■ Material shown:
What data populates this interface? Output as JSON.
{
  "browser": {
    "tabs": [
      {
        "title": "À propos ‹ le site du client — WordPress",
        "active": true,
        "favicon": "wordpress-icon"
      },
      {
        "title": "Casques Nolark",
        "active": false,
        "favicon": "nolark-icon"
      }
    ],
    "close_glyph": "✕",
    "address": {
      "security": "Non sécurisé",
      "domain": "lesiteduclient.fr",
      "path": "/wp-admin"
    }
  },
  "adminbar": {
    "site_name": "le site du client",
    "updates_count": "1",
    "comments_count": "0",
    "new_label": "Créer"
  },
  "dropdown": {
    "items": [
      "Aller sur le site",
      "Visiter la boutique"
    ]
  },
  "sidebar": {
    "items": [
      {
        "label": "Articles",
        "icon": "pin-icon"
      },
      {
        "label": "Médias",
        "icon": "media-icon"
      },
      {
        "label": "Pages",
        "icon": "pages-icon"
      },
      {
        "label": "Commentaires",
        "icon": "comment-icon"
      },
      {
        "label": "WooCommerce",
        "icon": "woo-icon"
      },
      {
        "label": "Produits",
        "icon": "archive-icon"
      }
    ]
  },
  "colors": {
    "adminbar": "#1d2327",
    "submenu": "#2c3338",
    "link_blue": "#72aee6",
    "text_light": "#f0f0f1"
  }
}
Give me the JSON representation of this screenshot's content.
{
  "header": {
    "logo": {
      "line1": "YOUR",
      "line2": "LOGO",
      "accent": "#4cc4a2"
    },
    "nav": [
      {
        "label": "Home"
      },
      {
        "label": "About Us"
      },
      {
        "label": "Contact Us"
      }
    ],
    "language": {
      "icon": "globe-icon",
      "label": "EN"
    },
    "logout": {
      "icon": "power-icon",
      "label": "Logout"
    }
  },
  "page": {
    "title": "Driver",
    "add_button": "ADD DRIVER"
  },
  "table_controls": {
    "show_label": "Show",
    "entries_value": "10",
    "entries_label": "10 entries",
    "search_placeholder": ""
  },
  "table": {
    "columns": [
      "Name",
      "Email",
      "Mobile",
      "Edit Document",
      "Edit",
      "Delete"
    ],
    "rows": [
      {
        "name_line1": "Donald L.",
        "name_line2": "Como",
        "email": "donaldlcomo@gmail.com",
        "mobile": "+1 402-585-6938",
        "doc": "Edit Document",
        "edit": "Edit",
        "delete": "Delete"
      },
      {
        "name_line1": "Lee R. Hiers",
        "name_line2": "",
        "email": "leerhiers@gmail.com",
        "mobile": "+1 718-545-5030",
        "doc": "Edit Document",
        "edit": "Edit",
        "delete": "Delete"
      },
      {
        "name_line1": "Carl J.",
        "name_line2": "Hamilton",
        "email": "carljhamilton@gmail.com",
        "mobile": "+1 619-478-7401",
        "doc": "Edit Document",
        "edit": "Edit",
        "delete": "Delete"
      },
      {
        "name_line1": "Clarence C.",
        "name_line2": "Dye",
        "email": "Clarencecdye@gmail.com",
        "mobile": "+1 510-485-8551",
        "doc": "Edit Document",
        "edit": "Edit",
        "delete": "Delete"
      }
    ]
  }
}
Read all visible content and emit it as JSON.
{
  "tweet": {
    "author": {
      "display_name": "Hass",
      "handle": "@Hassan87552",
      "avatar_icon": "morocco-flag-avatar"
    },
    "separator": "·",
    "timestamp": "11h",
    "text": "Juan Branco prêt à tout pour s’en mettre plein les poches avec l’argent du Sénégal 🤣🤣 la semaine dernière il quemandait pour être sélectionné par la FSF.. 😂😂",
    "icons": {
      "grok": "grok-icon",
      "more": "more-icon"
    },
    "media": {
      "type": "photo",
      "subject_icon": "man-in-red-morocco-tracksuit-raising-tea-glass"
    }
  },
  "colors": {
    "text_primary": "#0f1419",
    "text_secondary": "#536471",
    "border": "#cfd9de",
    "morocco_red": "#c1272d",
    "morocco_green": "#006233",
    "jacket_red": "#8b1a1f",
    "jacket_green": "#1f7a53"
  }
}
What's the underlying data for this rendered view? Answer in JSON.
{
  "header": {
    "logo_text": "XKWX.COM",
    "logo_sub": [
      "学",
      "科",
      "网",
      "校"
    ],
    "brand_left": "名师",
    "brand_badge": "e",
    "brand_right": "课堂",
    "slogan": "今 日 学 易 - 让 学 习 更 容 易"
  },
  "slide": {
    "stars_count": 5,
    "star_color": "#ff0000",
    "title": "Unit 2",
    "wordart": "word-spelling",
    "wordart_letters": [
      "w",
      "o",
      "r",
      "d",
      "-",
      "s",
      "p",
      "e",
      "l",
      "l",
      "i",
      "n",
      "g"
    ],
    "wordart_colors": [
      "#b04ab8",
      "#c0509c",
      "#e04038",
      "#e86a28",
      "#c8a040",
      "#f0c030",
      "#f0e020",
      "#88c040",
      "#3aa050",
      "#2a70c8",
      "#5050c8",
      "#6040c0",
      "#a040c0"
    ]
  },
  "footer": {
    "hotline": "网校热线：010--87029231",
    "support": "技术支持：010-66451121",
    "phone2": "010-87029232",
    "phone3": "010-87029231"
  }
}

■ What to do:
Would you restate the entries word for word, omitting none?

■ Written response:
What data populates this interface? Output as JSON.
{
  "browser": {
    "tabs": [
      {
        "title": "À propos ‹ le site du client — WordPress",
        "active": true,
        "favicon": "wordpress-icon"
      },
      {
        "title": "Casques Nolark",
        "active": false,
        "favicon": "nolark-icon"
      }
    ],
    "close_glyph": "✕",
    "address": {
      "security": "Non sécurisé",
      "domain": "lesiteduclient.fr",
      "path": "/wp-admin"
    }
  },
  "adminbar": {
    "site_name": "le site du client",
    "updates_count": "1",
    "comments_count": "0",
    "new_label": "Créer"
  },
  "dropdown": {
    "items": [
      "Aller sur le site",
      "Visiter la boutique"
    ]
  },
  "sidebar": {
    "items": [
      {
        "label": "Articles",
        "icon": "pin-icon"
      },
      {
        "label": "Médias",
        "icon": "media-icon"
      },
      {
        "label": "Pages",
        "icon": "pages-icon"
      },
      {
        "label": "Commentaires",
        "icon": "comment-icon"
      },
      {
        "label": "WooCommerce",
        "icon": "woo-icon"
      },
      {
        "label": "Produits",
        "icon": "archive-icon"
      }
    ]
  },
  "colors": {
    "adminbar": "#1d2327",
    "submenu": "#2c3338",
    "link_blue": "#72aee6",
    "text_light": "#f0f0f1"
  }
}
Give me the JSON representation of this screenshot's content.
{
  "header": {
    "logo": {
      "line1": "YOUR",
      "line2": "LOGO",
      "accent": "#4cc4a2"
    },
    "nav": [
      {
        "label": "Home"
      },
      {
        "label": "About Us"
      },
      {
        "label": "Contact Us"
      }
    ],
    "language": {
      "icon": "globe-icon",
      "label": "EN"
    },
    "logout": {
      "icon": "power-icon",
      "label": "Logout"
    }
  },
  "page": {
    "title": "Driver",
    "add_button": "ADD DRIVER"
  },
  "table_controls": {
    "show_label": "Show",
    "entries_value": "10",
    "entries_label": "10 entries",
    "search_placeholder": ""
  },
  "table": {
    "columns": [
      "Name",
      "Email",
      "Mobile",
      "Edit Document",
      "Edit",
      "Delete"
    ],
    "rows": [
      {
        "name_line1": "Donald L.",
        "name_line2": "Como",
        "email": "donaldlcomo@gmail.com",
        "mobile": "+1 402-585-6938",
        "doc": "Edit Document",
        "edit": "Edit",
        "delete": "Delete"
      },
      {
        "name_line1": "Lee R. Hiers",
        "name_line2": "",
        "email": "leerhiers@gmail.com",
        "mobile": "+1 718-545-5030",
        "doc": "Edit Document",
        "edit": "Edit",
        "delete": "Delete"
      },
      {
        "name_line1": "Carl J.",
        "name_line2": "Hamilton",
        "email": "carljhamilton@gmail.com",
        "mobile": "+1 619-478-7401",
        "doc": "Edit Document",
        "edit": "Edit",
        "delete": "Delete"
      },
      {
        "name_line1": "Clarence C.",
        "name_line2": "Dye",
        "email": "Clarencecdye@gmail.com",
        "mobile": "+1 510-485-8551",
        "doc": "Edit Document",
        "edit": "Edit",
        "delete": "Delete"
      }
    ]
  }
}
Read all visible content and emit it as JSON.
{
  "tweet": {
    "author": {
      "display_name": "Hass",
      "handle": "@Hassan87552",
      "avatar_icon": "morocco-flag-avatar"
    },
    "separator": "·",
    "timestamp": "11h",
    "text": "Juan Branco prêt à tout pour s’en mettre plein les poches avec l’argent du Sénégal 🤣🤣 la semaine dernière il quemandait pour être sélectionné par la FSF.. 😂😂",
    "icons": {
      "grok": "grok-icon",
      "more": "more-icon"
    },
    "media": {
      "type": "photo",
      "subject_icon": "man-in-red-morocco-tracksuit-raising-tea-glass"
    }
  },
  "colors": {
    "text_primary": "#0f1419",
    "text_secondary": "#536471",
    "border": "#cfd9de",
    "morocco_red": "#c1272d",
    "morocco_green": "#006233",
    "jacket_red": "#8b1a1f",
    "jacket_green": "#1f7a53"
  }
}
What's the underlying data for this rendered view? Answer in JSON.
{
  "header": {
    "logo_text": "XKWX.COM",
    "logo_sub": [
      "学",
      "科",
      "网",
      "校"
    ],
    "brand_left": "名师",
    "brand_badge": "e",
    "brand_right": "课堂",
    "slogan": "今 日 学 易 - 让 学 习 更 容 易"
  },
  "slide": {
    "stars_count": 5,
    "star_color": "#ff0000",
    "title": "Unit 2",
    "wordart": "word-spelling",
    "wordart_letters": [
      "w",
      "o",
      "r",
      "d",
      "-",
      "s",
      "p",
      "e",
      "l",
      "l",
      "i",
      "n",
      "g"
    ],
    "wordart_colors": [
      "#b04ab8",
      "#c0509c",
      "#e04038",
      "#e86a28",
      "#c8a040",
      "#f0c030",
      "#f0e020",
      "#88c040",
      "#3aa050",
      "#2a70c8",
      "#5050c8",
      "#6040c0",
      "#a040c0"
    ]
  },
  "footer": {
    "hotline": "网校热线：010--87029231",
    "support": "技术支持：010-66451121",
    "phone2": "010-87029232",
    "phone3": "010-87029231"
  }
}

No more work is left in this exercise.